BEGIN
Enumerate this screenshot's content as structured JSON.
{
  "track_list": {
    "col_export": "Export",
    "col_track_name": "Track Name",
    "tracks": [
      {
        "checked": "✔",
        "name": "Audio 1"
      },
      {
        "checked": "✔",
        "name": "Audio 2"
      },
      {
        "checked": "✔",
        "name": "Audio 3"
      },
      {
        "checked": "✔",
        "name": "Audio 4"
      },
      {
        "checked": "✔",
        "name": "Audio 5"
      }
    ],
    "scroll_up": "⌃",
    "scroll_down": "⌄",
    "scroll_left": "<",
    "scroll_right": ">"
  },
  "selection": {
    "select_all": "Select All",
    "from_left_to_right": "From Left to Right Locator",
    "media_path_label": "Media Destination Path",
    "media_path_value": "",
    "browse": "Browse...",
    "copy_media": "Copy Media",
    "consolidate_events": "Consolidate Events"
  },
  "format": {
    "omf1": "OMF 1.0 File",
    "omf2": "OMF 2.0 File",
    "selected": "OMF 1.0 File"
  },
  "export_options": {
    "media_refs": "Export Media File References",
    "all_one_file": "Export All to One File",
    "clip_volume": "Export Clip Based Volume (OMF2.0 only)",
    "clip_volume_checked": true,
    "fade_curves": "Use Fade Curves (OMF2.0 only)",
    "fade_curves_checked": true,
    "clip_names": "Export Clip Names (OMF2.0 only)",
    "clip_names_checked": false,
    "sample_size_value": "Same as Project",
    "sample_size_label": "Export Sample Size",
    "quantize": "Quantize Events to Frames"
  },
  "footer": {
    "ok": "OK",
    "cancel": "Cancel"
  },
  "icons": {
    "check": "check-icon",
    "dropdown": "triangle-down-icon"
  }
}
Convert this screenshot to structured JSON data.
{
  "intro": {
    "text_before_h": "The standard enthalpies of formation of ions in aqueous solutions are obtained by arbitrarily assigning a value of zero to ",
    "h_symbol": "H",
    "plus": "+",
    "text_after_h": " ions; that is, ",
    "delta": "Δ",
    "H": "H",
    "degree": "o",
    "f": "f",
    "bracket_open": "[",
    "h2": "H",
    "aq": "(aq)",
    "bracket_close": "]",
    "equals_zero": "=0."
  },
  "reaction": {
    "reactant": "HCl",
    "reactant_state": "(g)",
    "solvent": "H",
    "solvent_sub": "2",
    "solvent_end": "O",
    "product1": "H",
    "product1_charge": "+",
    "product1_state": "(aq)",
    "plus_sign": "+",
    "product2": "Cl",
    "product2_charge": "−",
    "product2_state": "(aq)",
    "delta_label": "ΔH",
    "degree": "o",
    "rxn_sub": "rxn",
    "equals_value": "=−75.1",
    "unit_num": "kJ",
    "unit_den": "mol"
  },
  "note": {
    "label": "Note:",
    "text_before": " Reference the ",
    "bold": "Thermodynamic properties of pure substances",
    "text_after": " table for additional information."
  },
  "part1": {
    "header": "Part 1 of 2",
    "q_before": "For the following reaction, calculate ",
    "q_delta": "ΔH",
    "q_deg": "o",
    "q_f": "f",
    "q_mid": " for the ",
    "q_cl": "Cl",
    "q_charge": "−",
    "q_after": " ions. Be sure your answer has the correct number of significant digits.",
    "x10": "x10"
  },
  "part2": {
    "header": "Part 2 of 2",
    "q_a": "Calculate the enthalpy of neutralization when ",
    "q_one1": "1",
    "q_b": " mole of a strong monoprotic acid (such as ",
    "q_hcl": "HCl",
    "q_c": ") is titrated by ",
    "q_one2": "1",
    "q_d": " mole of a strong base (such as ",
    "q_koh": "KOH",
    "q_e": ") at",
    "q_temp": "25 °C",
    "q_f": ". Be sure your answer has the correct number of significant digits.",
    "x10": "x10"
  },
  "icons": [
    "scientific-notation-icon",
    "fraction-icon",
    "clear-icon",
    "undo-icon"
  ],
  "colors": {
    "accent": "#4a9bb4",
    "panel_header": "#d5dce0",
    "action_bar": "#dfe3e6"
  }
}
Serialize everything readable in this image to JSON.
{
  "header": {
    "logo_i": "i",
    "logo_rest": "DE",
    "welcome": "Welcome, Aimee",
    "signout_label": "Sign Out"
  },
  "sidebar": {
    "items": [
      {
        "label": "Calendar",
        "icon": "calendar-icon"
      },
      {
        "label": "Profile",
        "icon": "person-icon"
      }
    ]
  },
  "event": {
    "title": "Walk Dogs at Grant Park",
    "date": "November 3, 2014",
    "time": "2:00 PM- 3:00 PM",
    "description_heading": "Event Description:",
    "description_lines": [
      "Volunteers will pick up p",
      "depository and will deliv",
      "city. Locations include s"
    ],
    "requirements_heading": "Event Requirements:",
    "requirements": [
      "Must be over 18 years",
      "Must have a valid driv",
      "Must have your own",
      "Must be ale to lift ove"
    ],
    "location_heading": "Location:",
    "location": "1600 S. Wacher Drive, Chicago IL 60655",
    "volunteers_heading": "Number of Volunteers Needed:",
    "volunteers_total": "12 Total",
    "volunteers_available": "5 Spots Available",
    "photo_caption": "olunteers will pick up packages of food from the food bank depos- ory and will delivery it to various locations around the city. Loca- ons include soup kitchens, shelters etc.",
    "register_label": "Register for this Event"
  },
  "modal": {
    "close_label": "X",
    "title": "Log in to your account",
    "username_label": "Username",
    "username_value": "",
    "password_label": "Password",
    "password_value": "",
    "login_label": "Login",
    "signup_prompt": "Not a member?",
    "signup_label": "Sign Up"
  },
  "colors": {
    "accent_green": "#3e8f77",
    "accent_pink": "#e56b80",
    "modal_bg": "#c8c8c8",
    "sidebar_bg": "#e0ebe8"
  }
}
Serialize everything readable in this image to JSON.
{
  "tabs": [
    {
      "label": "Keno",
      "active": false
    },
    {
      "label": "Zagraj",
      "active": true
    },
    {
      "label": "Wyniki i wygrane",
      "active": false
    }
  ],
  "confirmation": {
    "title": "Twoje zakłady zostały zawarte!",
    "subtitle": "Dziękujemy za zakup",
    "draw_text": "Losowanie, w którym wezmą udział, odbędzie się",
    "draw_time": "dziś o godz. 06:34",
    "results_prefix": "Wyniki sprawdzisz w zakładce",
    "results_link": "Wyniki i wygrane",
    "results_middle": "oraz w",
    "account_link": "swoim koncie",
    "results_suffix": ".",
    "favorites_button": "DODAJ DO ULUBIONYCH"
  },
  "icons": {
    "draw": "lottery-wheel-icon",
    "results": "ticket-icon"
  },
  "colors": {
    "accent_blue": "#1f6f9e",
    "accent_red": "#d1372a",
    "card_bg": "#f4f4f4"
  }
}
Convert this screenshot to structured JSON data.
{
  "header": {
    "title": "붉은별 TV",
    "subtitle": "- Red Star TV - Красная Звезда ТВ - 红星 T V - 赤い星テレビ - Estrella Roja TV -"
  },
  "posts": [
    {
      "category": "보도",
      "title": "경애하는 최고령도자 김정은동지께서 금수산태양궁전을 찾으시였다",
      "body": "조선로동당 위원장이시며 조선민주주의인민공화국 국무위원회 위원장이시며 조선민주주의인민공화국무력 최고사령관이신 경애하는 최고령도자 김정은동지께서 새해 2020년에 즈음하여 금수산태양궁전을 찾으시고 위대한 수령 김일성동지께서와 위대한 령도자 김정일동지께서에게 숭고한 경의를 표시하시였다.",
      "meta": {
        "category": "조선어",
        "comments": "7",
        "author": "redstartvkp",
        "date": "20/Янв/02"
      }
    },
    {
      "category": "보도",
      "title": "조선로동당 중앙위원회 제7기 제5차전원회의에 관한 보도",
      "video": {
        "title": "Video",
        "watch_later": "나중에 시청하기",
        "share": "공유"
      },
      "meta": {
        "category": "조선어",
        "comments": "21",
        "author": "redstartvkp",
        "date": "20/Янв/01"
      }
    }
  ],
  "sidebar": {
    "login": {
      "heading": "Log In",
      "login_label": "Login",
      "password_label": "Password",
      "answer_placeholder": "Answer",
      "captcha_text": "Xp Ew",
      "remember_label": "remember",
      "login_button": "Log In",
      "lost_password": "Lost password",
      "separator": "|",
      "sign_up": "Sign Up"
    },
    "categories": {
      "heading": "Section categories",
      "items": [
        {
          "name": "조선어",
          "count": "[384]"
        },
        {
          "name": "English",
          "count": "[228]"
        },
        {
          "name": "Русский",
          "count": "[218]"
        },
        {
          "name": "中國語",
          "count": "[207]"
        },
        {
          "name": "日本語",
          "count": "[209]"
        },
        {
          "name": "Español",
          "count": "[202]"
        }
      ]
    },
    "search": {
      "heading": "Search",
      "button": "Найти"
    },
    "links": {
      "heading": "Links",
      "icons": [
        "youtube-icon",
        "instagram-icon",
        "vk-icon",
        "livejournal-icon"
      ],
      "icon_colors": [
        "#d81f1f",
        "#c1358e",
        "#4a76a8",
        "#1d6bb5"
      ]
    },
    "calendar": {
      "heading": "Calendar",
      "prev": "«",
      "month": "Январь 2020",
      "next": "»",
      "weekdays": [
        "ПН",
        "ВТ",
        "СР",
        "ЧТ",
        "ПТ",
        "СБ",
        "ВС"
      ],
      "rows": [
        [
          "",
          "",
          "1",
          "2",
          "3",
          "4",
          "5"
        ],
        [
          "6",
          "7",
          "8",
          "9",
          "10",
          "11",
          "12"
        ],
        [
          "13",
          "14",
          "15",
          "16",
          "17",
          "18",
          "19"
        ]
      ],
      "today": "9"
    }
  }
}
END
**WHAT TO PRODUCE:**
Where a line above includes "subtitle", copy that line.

**SOLUTION BELOW:**
    "subtitle": "Dziękujemy za zakup",
    "subtitle": "- Red Star TV - Красная Звезда ТВ - 红星 T V - 赤い星テレビ - Estrella Roja TV -"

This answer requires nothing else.